The Diet member said that Prime Minister Tanaka was a good man who could be decisive, but he did not have a good background on security issues. The Diet member said he had been teaching Tanaka about the critical importance of the alliance for Japan’s security and telling him that the US might have a desire to base an aircraft carrier in Yokosuka.
The Diet member told the two Americans that, earlier that day, the prime minister had told him that the US Navy did not need to ask Japan’s permission to put a carrier in Yokosuka – but if the US wanted to ask Japan’s permission to do so, Japan would say yes.
Step 3: Much later when all went well including USS Midway’s smooth arrival in Yokosuka in October 1973, the embassy began to take credit for “its” achievement in persuading Japan.
Perhaps the Americans could learn from this.

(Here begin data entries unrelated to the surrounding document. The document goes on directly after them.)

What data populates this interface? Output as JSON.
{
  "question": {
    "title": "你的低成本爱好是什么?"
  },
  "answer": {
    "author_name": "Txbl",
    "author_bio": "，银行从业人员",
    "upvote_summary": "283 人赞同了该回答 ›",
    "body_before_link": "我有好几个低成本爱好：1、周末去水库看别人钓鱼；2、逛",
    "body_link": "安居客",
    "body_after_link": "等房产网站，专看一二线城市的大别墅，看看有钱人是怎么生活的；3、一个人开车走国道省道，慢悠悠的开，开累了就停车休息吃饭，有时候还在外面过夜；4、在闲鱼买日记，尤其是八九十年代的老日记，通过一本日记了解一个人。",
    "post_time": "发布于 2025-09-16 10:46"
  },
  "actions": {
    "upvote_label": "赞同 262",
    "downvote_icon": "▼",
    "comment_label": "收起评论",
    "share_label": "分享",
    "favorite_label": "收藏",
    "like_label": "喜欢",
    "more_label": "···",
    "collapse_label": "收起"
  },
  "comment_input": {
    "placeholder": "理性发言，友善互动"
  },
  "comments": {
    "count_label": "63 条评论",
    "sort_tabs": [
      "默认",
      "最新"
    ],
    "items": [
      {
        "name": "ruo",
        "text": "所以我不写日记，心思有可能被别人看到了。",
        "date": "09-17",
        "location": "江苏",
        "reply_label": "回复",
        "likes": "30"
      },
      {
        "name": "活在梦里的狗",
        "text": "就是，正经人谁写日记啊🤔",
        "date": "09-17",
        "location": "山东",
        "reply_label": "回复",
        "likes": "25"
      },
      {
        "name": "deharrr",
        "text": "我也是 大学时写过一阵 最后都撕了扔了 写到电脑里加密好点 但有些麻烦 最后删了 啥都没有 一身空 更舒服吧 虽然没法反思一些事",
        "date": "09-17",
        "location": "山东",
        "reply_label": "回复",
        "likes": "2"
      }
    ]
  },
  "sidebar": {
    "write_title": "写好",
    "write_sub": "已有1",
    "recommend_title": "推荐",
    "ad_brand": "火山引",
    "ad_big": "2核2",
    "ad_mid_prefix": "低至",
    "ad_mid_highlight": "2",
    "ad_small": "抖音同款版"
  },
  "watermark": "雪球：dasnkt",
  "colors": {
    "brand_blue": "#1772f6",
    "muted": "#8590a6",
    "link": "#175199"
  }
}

Most Japanese politicians’ and officials’ natural inclination is to do as little as possible defense-wise, especially if it might lead to criticism. But it’s important to bear in mind that the Japanese are not mindreaders.
If America needs something from Japan, it should remember that sound advice from 50 years ago, no matter who is Japan’s prime minister. “Tell us what you need very firmly and don’t back down.”
But surely America can’t speak so directly to Japan?
When the prospects of regional conflict are increasing and Washington is offering up its servicemen and servicewomen to die on Japan’s behalf, it had better.
And some Japanese will applaud and maybe ask, “what took you so long?”
Grant Newsham, a retired US Marine Corps officer and former US diplomat, currently is a senior research fellow at the Japan Forum for Strategic Studies and the Center for Security Policy.